§ **GOAL OF THE EXERCISE**: Check every line of the entries below for the word "kind", and copy the ones that have it.

Data records for software interfaces
==========
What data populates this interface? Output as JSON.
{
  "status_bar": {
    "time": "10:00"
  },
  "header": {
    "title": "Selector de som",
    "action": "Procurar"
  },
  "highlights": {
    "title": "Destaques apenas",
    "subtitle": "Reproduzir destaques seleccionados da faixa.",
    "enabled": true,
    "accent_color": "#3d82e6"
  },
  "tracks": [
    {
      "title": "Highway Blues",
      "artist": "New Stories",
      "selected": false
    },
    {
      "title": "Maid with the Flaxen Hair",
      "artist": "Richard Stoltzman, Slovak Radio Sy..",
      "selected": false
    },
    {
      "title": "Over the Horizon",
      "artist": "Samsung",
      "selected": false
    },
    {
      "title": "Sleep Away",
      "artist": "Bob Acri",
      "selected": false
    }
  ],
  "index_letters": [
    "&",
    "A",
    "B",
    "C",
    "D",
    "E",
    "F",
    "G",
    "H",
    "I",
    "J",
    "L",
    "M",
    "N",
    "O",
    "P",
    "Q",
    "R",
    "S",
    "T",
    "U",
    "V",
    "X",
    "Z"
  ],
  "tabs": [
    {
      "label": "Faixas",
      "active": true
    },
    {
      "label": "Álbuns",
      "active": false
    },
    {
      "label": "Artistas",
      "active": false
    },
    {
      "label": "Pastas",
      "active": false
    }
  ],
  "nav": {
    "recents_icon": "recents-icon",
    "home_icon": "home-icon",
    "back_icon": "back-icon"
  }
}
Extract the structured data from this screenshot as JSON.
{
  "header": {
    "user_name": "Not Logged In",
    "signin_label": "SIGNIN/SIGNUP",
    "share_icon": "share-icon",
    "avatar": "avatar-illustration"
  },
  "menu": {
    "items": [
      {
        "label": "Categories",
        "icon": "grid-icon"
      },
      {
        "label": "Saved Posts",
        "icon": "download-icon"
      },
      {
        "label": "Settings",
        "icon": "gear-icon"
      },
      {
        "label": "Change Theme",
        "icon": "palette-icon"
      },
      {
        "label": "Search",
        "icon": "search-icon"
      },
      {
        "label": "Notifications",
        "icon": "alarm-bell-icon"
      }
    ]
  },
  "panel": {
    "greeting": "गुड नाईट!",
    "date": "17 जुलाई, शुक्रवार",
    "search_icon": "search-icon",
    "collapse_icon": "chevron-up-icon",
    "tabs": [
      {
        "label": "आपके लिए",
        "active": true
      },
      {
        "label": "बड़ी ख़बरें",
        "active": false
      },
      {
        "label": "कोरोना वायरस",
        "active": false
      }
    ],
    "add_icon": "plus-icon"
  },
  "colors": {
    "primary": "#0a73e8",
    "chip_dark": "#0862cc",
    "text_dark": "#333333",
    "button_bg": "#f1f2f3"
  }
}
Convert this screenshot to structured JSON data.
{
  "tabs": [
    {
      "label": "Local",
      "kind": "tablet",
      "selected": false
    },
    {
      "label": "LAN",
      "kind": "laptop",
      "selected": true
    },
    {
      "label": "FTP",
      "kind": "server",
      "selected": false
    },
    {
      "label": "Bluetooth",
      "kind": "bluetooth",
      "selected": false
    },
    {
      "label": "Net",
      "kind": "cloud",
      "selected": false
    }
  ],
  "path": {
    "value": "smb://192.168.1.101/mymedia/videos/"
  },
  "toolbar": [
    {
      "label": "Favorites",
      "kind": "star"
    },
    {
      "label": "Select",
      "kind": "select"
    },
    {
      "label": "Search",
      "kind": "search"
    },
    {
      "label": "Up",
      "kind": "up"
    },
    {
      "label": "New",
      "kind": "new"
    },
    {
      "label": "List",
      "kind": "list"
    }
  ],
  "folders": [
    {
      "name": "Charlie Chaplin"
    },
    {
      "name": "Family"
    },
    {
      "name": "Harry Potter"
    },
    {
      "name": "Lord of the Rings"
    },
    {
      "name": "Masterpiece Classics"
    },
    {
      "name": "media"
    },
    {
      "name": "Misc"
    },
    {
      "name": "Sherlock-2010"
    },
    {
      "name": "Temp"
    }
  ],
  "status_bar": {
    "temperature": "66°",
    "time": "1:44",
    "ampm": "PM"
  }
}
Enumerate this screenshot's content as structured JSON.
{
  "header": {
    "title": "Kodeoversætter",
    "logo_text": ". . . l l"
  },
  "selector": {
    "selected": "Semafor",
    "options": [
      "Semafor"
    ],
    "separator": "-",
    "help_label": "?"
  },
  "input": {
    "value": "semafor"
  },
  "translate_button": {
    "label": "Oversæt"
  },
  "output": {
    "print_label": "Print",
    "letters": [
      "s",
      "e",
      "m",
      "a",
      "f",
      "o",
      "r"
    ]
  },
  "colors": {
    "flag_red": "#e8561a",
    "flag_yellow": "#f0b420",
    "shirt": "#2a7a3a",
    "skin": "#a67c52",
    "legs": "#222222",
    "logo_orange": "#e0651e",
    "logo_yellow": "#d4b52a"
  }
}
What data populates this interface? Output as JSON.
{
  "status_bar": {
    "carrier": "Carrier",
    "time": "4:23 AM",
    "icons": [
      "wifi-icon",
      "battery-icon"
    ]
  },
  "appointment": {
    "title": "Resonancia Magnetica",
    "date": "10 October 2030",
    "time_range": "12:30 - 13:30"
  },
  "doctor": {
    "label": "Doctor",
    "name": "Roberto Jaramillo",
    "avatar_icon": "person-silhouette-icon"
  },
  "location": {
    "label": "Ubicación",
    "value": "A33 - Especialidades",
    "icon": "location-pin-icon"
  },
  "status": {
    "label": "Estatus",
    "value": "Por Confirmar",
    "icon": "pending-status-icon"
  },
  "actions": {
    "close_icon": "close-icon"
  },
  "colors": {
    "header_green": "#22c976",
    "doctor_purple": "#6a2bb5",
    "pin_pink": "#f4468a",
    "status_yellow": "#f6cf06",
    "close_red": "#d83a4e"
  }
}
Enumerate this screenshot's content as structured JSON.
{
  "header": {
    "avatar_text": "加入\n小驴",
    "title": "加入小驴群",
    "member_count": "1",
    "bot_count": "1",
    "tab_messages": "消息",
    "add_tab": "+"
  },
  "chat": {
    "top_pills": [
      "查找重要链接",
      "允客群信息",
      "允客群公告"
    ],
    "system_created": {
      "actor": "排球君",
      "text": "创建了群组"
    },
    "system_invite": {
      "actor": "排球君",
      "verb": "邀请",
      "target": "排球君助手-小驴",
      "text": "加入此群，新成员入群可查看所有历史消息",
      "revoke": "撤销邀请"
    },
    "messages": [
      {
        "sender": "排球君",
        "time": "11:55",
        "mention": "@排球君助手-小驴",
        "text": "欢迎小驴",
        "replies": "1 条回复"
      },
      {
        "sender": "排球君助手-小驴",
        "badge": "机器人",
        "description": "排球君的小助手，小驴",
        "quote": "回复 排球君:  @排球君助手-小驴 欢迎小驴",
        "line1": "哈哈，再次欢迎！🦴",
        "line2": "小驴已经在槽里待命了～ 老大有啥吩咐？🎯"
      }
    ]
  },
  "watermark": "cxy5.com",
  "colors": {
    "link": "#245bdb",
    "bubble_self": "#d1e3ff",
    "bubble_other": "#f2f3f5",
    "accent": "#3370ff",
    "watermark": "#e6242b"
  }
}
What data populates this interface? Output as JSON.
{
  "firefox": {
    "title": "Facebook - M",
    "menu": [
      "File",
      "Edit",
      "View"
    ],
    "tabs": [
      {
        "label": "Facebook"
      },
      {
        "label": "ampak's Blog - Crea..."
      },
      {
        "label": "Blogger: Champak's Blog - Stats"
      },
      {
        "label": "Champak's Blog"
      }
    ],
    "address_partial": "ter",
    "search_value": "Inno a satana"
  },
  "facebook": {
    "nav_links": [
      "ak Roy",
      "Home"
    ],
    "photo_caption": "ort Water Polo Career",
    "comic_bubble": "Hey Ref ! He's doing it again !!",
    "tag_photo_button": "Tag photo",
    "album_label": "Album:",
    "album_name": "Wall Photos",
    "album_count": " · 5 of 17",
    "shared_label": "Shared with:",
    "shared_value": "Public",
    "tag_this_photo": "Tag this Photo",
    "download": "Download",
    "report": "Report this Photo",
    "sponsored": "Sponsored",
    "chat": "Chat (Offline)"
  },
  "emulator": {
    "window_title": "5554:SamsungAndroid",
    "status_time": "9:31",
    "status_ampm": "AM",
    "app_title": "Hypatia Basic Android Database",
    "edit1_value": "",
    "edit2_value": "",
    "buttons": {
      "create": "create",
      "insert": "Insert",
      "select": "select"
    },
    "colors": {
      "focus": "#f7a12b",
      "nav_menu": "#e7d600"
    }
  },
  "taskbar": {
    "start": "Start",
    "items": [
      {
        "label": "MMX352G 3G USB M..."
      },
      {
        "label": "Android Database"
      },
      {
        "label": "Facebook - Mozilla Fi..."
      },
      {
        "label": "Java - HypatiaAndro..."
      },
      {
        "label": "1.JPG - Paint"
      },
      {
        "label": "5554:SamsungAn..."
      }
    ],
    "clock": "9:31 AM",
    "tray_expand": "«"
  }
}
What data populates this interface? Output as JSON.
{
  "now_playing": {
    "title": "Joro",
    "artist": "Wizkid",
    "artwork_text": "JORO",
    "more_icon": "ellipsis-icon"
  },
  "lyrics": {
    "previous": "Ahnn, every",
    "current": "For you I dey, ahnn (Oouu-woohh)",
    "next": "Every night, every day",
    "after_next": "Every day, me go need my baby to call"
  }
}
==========
§ **OUTPUT FOR THIS TASK**:
      "kind": "tablet",
      "kind": "laptop",
      "kind": "server",
      "kind": "bluetooth",
      "kind": "cloud",
      "kind": "star"
      "kind": "select"
      "kind": "search"
      "kind": "up"
      "kind": "new"
      "kind": "list"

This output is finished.